## Instructions for the task
Make an exact copy of the records, and keep the pictures out of it.
____ Records provided
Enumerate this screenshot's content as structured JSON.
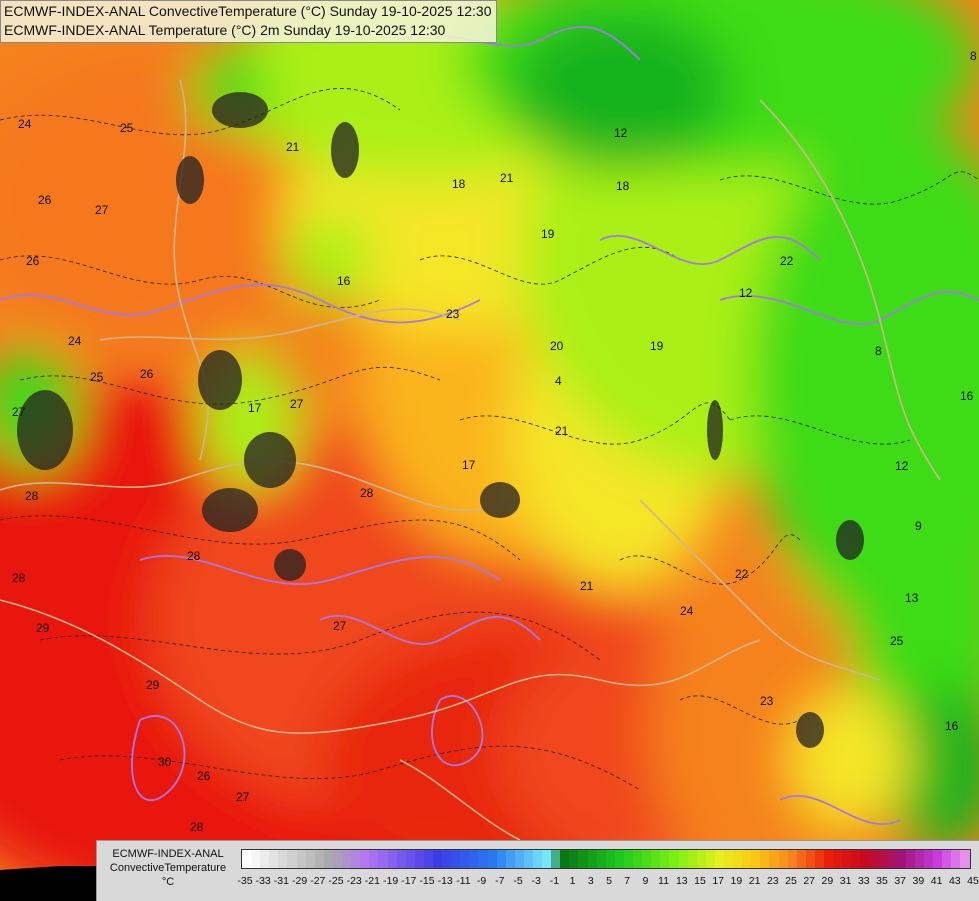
{
  "header": {
    "line1": "ECMWF-INDEX-ANAL ConvectiveTemperature (°C) Sunday 19-10-2025 12:30",
    "line2": "ECMWF-INDEX-ANAL Temperature (°C) 2m Sunday 19-10-2025 12:30"
  },
  "legend": {
    "title_line1": "ECMWF-INDEX-ANAL",
    "title_line2": "ConvectiveTemperature",
    "unit": "°C",
    "tick_labels": [
      "-35",
      "-33",
      "-31",
      "-29",
      "-27",
      "-25",
      "-23",
      "-21",
      "-19",
      "-17",
      "-15",
      "-13",
      "-11",
      "-9",
      "-7",
      "-5",
      "-3",
      "-1",
      "1",
      "3",
      "5",
      "7",
      "9",
      "11",
      "13",
      "15",
      "17",
      "19",
      "21",
      "23",
      "25",
      "27",
      "29",
      "31",
      "33",
      "35",
      "37",
      "39",
      "41",
      "43",
      "45"
    ]
  },
  "contour_labels": [
    "24",
    "25",
    "26",
    "27",
    "26",
    "24",
    "25",
    "26",
    "27",
    "28",
    "29",
    "28",
    "29",
    "30",
    "26",
    "27",
    "28",
    "27",
    "27",
    "28",
    "28",
    "17",
    "17",
    "16",
    "21",
    "18",
    "19",
    "21",
    "22",
    "23",
    "24",
    "22",
    "12",
    "12",
    "13",
    "16",
    "18",
    "19",
    "20",
    "21",
    "25",
    "16",
    "12",
    "8",
    "8",
    "9",
    "4",
    "23",
    "21"
  ],
  "colors": {
    "hot_red": "#e8140a",
    "red_orange": "#f0461e",
    "orange": "#f5821e",
    "yellow_orange": "#fab41e",
    "yellow": "#f5e628",
    "yellow_green": "#aaf014",
    "green": "#3cdc14",
    "deep_green": "#14b41e",
    "contour_purple": "#a678e6",
    "border_tan": "#d2b48c"
  }
}
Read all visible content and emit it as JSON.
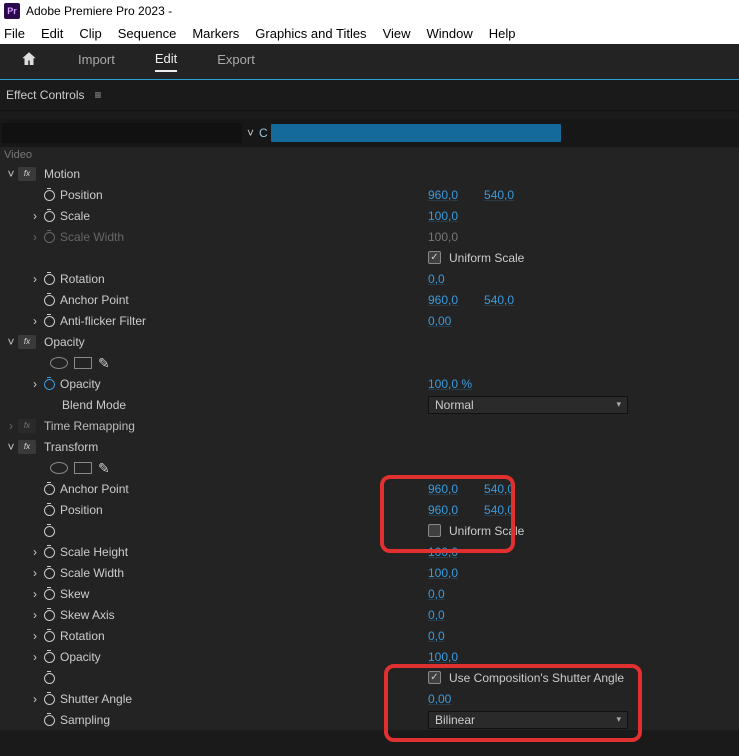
{
  "app_title": "Adobe Premiere Pro 2023 -",
  "app_icon_text": "Pr",
  "menubar": [
    "File",
    "Edit",
    "Clip",
    "Sequence",
    "Markers",
    "Graphics and Titles",
    "View",
    "Window",
    "Help"
  ],
  "topbar": {
    "tabs": [
      "Import",
      "Edit",
      "Export"
    ],
    "active": "Edit"
  },
  "panel_title": "Effect Controls",
  "video_label": "Video",
  "src_caret": "˅",
  "seq_prefix": "C",
  "motion": {
    "title": "Motion",
    "position": {
      "label": "Position",
      "x": "960,0",
      "y": "540,0"
    },
    "scale": {
      "label": "Scale",
      "v": "100,0"
    },
    "scale_width": {
      "label": "Scale Width",
      "v": "100,0"
    },
    "uniform": {
      "label": "Uniform Scale",
      "checked": true
    },
    "rotation": {
      "label": "Rotation",
      "v": "0,0"
    },
    "anchor": {
      "label": "Anchor Point",
      "x": "960,0",
      "y": "540,0"
    },
    "antiflicker": {
      "label": "Anti-flicker Filter",
      "v": "0,00"
    }
  },
  "opacity": {
    "title": "Opacity",
    "opacity": {
      "label": "Opacity",
      "v": "100,0 %"
    },
    "blend": {
      "label": "Blend Mode",
      "v": "Normal"
    }
  },
  "time_remapping": {
    "title": "Time Remapping"
  },
  "transform": {
    "title": "Transform",
    "anchor": {
      "label": "Anchor Point",
      "x": "960,0",
      "y": "540,0"
    },
    "position": {
      "label": "Position",
      "x": "960,0",
      "y": "540,0"
    },
    "uniform": {
      "label": "Uniform Scale",
      "checked": false
    },
    "scale_h": {
      "label": "Scale Height",
      "v": "100,0"
    },
    "scale_w": {
      "label": "Scale Width",
      "v": "100,0"
    },
    "skew": {
      "label": "Skew",
      "v": "0,0"
    },
    "skew_axis": {
      "label": "Skew Axis",
      "v": "0,0"
    },
    "rotation": {
      "label": "Rotation",
      "v": "0,0"
    },
    "opacity": {
      "label": "Opacity",
      "v": "100,0"
    },
    "use_comp": {
      "label": "Use Composition's Shutter Angle",
      "checked": true
    },
    "shutter": {
      "label": "Shutter Angle",
      "v": "0,00"
    },
    "sampling": {
      "label": "Sampling",
      "v": "Bilinear"
    }
  }
}
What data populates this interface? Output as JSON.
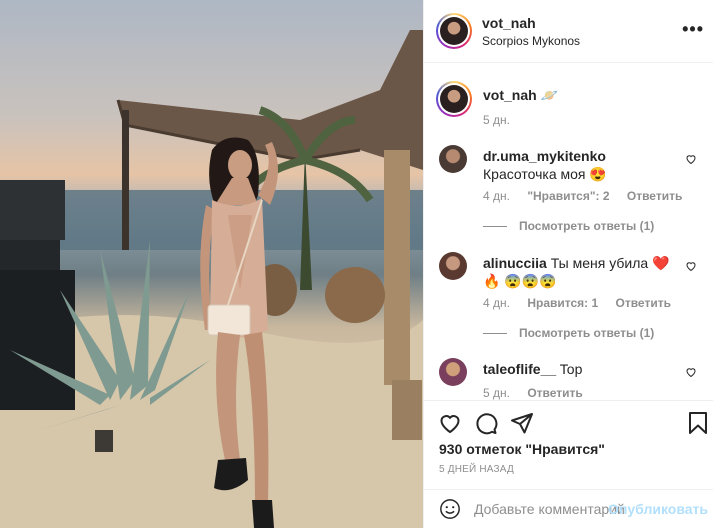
{
  "post": {
    "username": "vot_nah",
    "location": "Scorpios Mykonos",
    "more_icon": "ellipsis-icon"
  },
  "caption": {
    "username": "vot_nah",
    "text": "🪐",
    "time": "5 дн."
  },
  "comments": [
    {
      "username": "dr.uma_mykitenko",
      "text": "Красоточка моя 😍",
      "time": "4 дн.",
      "likes": "\"Нравится\": 2",
      "reply": "Ответить",
      "view_replies": "Посмотреть ответы (1)"
    },
    {
      "username": "alinucciia",
      "text": "Ты меня убила ❤️🔥 😨😨😨",
      "time": "4 дн.",
      "likes": "Нравится: 1",
      "reply": "Ответить",
      "view_replies": "Посмотреть ответы (1)"
    },
    {
      "username": "taleoflife__",
      "text": "Top",
      "time": "5 дн.",
      "reply": "Ответить"
    }
  ],
  "actions": {
    "likes_text": "930 отметок \"Нравится\"",
    "date": "5 ДНЕЙ НАЗАД"
  },
  "add_comment": {
    "placeholder": "Добавьте комментарий...",
    "post_label": "Опубликовать"
  },
  "colors": {
    "link_disabled": "#b2dffc",
    "secondary_text": "#8e8e8e",
    "primary_text": "#262626",
    "heart_red": "#ed4956"
  }
}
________
## Reply
Enumerate this screenshot's content as structured JSON.
{
  "header": {
    "line1": "ECMWF-INDEX-ANAL ConvectiveTemperature (°C) Sunday 19-10-2025 12:30",
    "line2": "ECMWF-INDEX-ANAL Temperature (°C) 2m Sunday 19-10-2025 12:30"
  },
  "legend": {
    "title_line1": "ECMWF-INDEX-ANAL",
    "title_line2": "ConvectiveTemperature",
    "unit": "°C",
    "tick_labels": [
      "-35",
      "-33",
      "-31",
      "-29",
      "-27",
      "-25",
      "-23",
      "-21",
      "-19",
      "-17",
      "-15",
      "-13",
      "-11",
      "-9",
      "-7",
      "-5",
      "-3",
      "-1",
      "1",
      "3",
      "5",
      "7",
      "9",
      "11",
      "13",
      "15",
      "17",
      "19",
      "21",
      "23",
      "25",
      "27",
      "29",
      "31",
      "33",
      "35",
      "37",
      "39",
      "41",
      "43",
      "45"
    ]
  },
  "contour_labels": [
    "24",
    "25",
    "26",
    "27",
    "26",
    "24",
    "25",
    "26",
    "27",
    "28",
    "29",
    "28",
    "29",
    "30",
    "26",
    "27",
    "28",
    "27",
    "27",
    "28",
    "28",
    "17",
    "17",
    "16",
    "21",
    "18",
    "19",
    "21",
    "22",
    "23",
    "24",
    "22",
    "12",
    "12",
    "13",
    "16",
    "18",
    "19",
    "20",
    "21",
    "25",
    "16",
    "12",
    "8",
    "8",
    "9",
    "4",
    "23",
    "21"
  ],
  "colors": {
    "hot_red": "#e8140a",
    "red_orange": "#f0461e",
    "orange": "#f5821e",
    "yellow_orange": "#fab41e",
    "yellow": "#f5e628",
    "yellow_green": "#aaf014",
    "green": "#3cdc14",
    "deep_green": "#14b41e",
    "contour_purple": "#a678e6",
    "border_tan": "#d2b48c"
  }
}
Read all visible content and emit it as JSON.
{
  "app_title": "Adobe Premiere Pro 2023 -",
  "app_icon_text": "Pr",
  "menubar": [
    "File",
    "Edit",
    "Clip",
    "Sequence",
    "Markers",
    "Graphics and Titles",
    "View",
    "Window",
    "Help"
  ],
  "topbar": {
    "tabs": [
      "Import",
      "Edit",
      "Export"
    ],
    "active": "Edit"
  },
  "panel_title": "Effect Controls",
  "video_label": "Video",
  "src_caret": "˅",
  "seq_prefix": "C",
  "motion": {
    "title": "Motion",
    "position": {
      "label": "Position",
      "x": "960,0",
      "y": "540,0"
    },
    "scale": {
      "label": "Scale",
      "v": "100,0"
    },
    "scale_width": {
      "label": "Scale Width",
      "v": "100,0"
    },
    "uniform": {
      "label": "Uniform Scale",
      "checked": true
    },
    "rotation": {
      "label": "Rotation",
      "v": "0,0"
    },
    "anchor": {
      "label": "Anchor Point",
      "x": "960,0",
      "y": "540,0"
    },
    "antiflicker": {
      "label": "Anti-flicker Filter",
      "v": "0,00"
    }
  },
  "opacity": {
    "title": "Opacity",
    "opacity": {
      "label": "Opacity",
      "v": "100,0 %"
    },
    "blend": {
      "label": "Blend Mode",
      "v": "Normal"
    }
  },
  "time_remapping": {
    "title": "Time Remapping"
  },
  "transform": {
    "title": "Transform",
    "anchor": {
      "label": "Anchor Point",
      "x": "960,0",
      "y": "540,0"
    },
    "position": {
      "label": "Position",
      "x": "960,0",
      "y": "540,0"
    },
    "uniform": {
      "label": "Uniform Scale",
      "checked": false
    },
    "scale_h": {
      "label": "Scale Height",
      "v": "100,0"
    },
    "scale_w": {
      "label": "Scale Width",
      "v": "100,0"
    },
    "skew": {
      "label": "Skew",
      "v": "0,0"
    },
    "skew_axis": {
      "label": "Skew Axis",
      "v": "0,0"
    },
    "rotation": {
      "label": "Rotation",
      "v": "0,0"
    },
    "opacity": {
      "label": "Opacity",
      "v": "100,0"
    },
    "use_comp": {
      "label": "Use Composition's Shutter Angle",
      "checked": true
    },
    "shutter": {
      "label": "Shutter Angle",
      "v": "0,00"
    },
    "sampling": {
      "label": "Sampling",
      "v": "Bilinear"
    }
  }
}
What data populates this interface? Output as JSON.
{
  "post": {
    "username": "vot_nah",
    "location": "Scorpios Mykonos",
    "more_icon": "ellipsis-icon"
  },
  "caption": {
    "username": "vot_nah",
    "text": "🪐",
    "time": "5 дн."
  },
  "comments": [
    {
      "username": "dr.uma_mykitenko",
      "text": "Красоточка моя 😍",
      "time": "4 дн.",
      "likes": "\"Нравится\": 2",
      "reply": "Ответить",
      "view_replies": "Посмотреть ответы (1)"
    },
    {
      "username": "alinucciia",
      "text": "Ты меня убила ❤️🔥 😨😨😨",
      "time": "4 дн.",
      "likes": "Нравится: 1",
      "reply": "Ответить",
      "view_replies": "Посмотреть ответы (1)"
    },
    {
      "username": "taleoflife__",
      "text": "Top",
      "time": "5 дн.",
      "reply": "Ответить"
    }
  ],
  "actions": {
    "likes_text": "930 отметок \"Нравится\"",
    "date": "5 ДНЕЙ НАЗАД"
  },
  "add_comment": {
    "placeholder": "Добавьте комментарий...",
    "post_label": "Опубликовать"
  },
  "colors": {
    "link_disabled": "#b2dffc",
    "secondary_text": "#8e8e8e",
    "primary_text": "#262626",
    "heart_red": "#ed4956"
  }
}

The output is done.